3/18/2020: (PARENT) “Looking for a therapeutic boarding school for your daughter? Look somewhere else. While the therapists are good at their job, the management is LACKLUSTER at best, and they are prone to taking the easy way out vs REALLY helping or caring for their girls. Our daughter was at Moonridge and management failed her on every level – with a fraudulent smile on their faces and the sing-song sound of their voices. Do yourself a favor. Find a different boarding school for your daughter.” – Ava (Yelp)

2019: (SURVIVOR) “I was a student here, the staff is extremely out of line. The only staff members that treated us well were Gwen, Danny, Karolin (Caroline?). They would restrain us before accessing the situation and would use restraining as a punishment. I was there for a year and they constantly dropped me and others back to level one for simply stating our mind about the mistreatment/abuse. We were all given the same portion of food no matter if you were smaller or bigger, if you couldn’t finish your plate they would give you a consequence (paper where you right how you were wrong)or drop your level. The level system is from 1-7, it’s extremely punitive. Jewly Krause is a manipulative woman who just wants your money, this place will not help you or your child, it will simply cause your child to push their issues deep down. They do not allow girls to explore their gender identity and if you happen to be trans they will either ignore it completely or try to convince you you’re not. The only good thing about this place is they don’t have bars on the windows so you can smash them. That’s how I got out after a year mistreatment from this place, I don’t regret it. I’m completely stable now and happy, no thanks to moonridge.
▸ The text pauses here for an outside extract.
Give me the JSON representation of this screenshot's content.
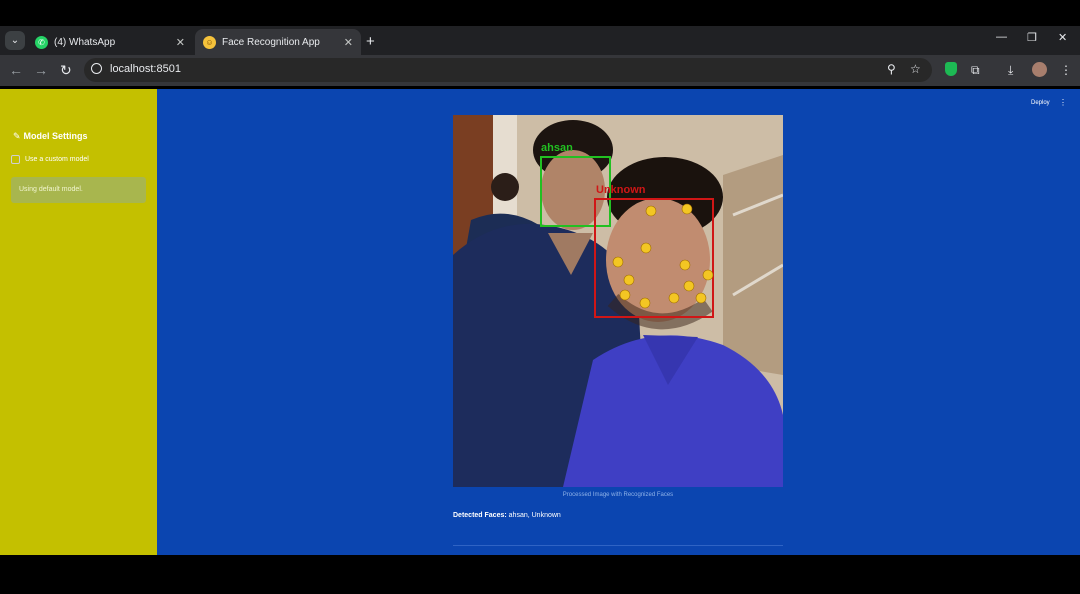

So please for me and every other kid that was hurt by this place, never send your kids here” – Wilson (Google Reviews)

Related Media

Moonridge Academy Website Homepage

HEAL Program Information – Moonridge Academy